Call of Duty CS:GO Fortnite League of Legends Overwatch Apex Entertainment FIFA Dota2 Smash PUBG World of Warcraft Pokemon Gaming Dexerto TV About Contact
 
Dota2 • Sep 04, 2019

Dota 2: OG’s Ceb reveals what it feels like to win back-to-back Internationals

Shares
Dota 2: OG’s Ceb reveals what it feels like to win back-to-back Internationals
Valve

OG secured their second Dota 2 The International title in Shanghai this August, and broke one of the game’s longest-standing curses.

Advertisement

They are the best team in Dota 2 right now. An underdog run in The International 2018 saw the band of misfits reach the pinnacle of Dota 2 when no one expected it, while a dominant run in 2019 left everyone else in their dust.

In a blog post, former coach now player Sébastien "Ceb" Debs broke down what it meant to win in Shanghai for TI9. From the crowd, to the level of teams, everything was turned up a notch for Dota 2’s first International in China, and it made for a very different atmosphere.

The Chinese crowd

Valve
The crowd in Shanghai were getting behind PSG.LGD and Vici Gaming.

With the International heading across the Pacific for the first time, the crowd was no longer behind the Western teams. China were vocal for their favorite teams, and it took Ceb by surprise.

“TI9 was completely different from TI8, that’s for sure,” he said. “The overall level of competition was much higher, just like every year. The fact that it happened in Shanghai...having the crowd cheer against you is a very special experience obviously.” 

Advertisement

With the roar of the Chinese crowd behind teams like PSG.LGD and Vici Gaming, Ceb said it was difficult to adjust to. “During our series vs. LGD, we even got booed while exiting the arena...this was the first time I’ve experienced it, and to be honest, it was quite rough.”

“At the same time, after we won the series, hundreds of Chinese fans were waiting for us backstage to congratulate us and show great sportsmanship.”

Being mentally strong

Valve
Everything gets harder when there's $20 million on the line.

This added to the pressure on OG to win back-to-back and break one of Dota 2’s long-standing curses. International champions need to be strong under pressure, and not crack.

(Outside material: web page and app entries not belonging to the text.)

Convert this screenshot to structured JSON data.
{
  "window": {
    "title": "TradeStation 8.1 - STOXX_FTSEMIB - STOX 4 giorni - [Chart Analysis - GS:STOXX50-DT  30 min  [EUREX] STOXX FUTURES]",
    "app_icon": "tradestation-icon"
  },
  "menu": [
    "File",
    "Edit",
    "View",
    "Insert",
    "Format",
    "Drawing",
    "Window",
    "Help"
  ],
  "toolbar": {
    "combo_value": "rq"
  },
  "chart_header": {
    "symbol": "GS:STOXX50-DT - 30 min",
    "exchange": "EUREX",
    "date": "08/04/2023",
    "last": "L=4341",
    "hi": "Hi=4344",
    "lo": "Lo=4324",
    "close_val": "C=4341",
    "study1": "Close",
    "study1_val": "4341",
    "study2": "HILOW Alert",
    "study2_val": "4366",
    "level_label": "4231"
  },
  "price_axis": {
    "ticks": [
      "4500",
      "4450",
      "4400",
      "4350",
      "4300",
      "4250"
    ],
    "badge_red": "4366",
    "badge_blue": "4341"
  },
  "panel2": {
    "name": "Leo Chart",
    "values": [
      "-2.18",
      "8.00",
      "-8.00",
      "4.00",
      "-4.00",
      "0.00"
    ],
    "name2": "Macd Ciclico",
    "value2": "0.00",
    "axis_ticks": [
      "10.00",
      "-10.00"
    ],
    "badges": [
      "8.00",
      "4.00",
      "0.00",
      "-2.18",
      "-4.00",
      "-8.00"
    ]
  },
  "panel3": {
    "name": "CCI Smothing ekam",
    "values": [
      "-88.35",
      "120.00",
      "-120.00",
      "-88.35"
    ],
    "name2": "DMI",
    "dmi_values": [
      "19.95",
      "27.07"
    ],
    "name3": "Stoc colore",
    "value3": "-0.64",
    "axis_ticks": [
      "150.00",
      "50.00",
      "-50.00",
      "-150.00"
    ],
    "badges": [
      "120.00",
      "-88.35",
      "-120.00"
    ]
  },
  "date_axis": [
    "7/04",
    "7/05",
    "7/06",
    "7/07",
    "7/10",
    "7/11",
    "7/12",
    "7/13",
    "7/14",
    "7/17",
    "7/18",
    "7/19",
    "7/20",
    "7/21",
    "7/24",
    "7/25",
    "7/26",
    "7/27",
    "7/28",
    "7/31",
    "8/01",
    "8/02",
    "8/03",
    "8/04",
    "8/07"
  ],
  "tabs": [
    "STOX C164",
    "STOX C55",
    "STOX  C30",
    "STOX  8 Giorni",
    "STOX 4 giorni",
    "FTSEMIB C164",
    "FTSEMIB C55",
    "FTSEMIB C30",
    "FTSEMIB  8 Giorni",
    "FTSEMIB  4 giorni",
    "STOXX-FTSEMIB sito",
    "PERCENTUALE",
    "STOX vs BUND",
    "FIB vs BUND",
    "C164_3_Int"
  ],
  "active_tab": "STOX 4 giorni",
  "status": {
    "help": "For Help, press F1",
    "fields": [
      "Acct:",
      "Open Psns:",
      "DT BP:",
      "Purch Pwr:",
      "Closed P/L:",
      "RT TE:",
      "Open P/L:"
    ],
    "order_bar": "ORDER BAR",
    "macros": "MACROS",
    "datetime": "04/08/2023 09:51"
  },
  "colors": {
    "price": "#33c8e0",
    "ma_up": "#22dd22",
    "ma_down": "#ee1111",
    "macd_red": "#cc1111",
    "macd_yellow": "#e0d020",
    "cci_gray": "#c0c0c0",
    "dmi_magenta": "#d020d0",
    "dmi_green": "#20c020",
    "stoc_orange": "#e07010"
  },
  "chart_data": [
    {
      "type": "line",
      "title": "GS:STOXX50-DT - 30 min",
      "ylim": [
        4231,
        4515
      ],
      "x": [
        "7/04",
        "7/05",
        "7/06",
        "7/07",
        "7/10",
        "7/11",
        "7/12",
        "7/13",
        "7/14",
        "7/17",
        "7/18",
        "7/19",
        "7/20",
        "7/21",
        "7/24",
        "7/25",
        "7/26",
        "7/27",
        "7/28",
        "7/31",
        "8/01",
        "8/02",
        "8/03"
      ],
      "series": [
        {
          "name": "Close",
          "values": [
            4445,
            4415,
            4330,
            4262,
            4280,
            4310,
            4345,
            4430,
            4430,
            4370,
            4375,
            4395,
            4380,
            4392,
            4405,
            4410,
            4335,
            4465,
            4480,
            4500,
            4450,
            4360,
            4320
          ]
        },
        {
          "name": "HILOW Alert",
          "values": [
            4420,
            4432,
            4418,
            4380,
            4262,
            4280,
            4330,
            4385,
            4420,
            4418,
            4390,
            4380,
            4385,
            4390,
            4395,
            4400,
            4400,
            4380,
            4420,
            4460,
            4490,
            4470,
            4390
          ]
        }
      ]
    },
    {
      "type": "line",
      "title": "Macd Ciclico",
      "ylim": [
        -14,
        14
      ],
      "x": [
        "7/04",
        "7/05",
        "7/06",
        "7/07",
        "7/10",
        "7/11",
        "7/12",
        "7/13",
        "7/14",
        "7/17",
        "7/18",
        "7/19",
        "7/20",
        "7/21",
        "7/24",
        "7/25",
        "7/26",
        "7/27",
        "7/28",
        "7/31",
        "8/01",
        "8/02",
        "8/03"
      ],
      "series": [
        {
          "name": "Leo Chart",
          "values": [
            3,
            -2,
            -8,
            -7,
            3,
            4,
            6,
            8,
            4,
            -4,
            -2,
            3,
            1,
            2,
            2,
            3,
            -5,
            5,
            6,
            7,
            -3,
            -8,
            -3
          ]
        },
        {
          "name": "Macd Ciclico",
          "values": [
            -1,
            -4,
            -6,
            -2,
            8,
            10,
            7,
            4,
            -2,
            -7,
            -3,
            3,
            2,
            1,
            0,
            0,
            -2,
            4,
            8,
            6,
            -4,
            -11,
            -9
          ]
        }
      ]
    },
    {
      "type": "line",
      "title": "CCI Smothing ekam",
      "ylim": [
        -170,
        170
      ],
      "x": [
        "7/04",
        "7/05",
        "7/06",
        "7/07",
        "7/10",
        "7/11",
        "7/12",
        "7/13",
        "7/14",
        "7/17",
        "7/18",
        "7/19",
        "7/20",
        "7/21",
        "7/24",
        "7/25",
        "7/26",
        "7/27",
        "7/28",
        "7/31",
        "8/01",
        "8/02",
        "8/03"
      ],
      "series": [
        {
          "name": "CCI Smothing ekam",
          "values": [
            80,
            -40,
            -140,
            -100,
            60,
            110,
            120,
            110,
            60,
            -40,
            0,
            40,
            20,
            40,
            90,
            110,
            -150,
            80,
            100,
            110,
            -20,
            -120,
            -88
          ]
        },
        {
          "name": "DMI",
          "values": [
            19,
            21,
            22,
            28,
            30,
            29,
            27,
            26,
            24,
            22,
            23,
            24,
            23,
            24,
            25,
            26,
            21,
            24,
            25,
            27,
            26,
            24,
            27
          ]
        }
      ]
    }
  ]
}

That is what made the 2019 win so much better for Ceb, who said that every move OG made was analyzed and scrutinized.

Advertisement

“Being able to rebuild the same fire you had when you went for it the first time, dealing with the public pressure and the expectations everyone around you has for your team. All of these things put together made the task very hard to fulfil,” he said.

All of this pressure is amplified in esports, where the support staff teams have at their disposal is lacking compared to traditional sporting outfits. “I can only assume that in traditional sports, athletes have an entire staff helping them out,” he said, “(but) in Dota and esports, we have to write that book ourselves.”

The emotions of victory

Valve
OG defied all odds to break the International curse.

Advertisement

When they won that game four against Team Liquid, every bit of emotion came crashing down, according to Ceb. “This experience is so intense that you barely get time to really understand what is going on,” he said. “You just go with the flow and wake up once it’s all over.”

There is no definitive final quest or challenge to Dota, but Ceb feels like the team had accomplished it. “I’m at a point where I can’t even think of a harder challenge. It almost feels like we’ve finished Dota. I’m sure that feeling is temporary, and it will sooner or later get pushed away by new goals.”

Advertisement

As they try and find that next challenge, the OG team is taking a well-deserved break to soak it all in.

“Words cannot describe how proud I am of my team. We had to overcome so much together, and we grew a ton.”

Here's something new from Dexerto: Why only Fallen can save Brazilian CSGO

Read more about:
OG, The International 2019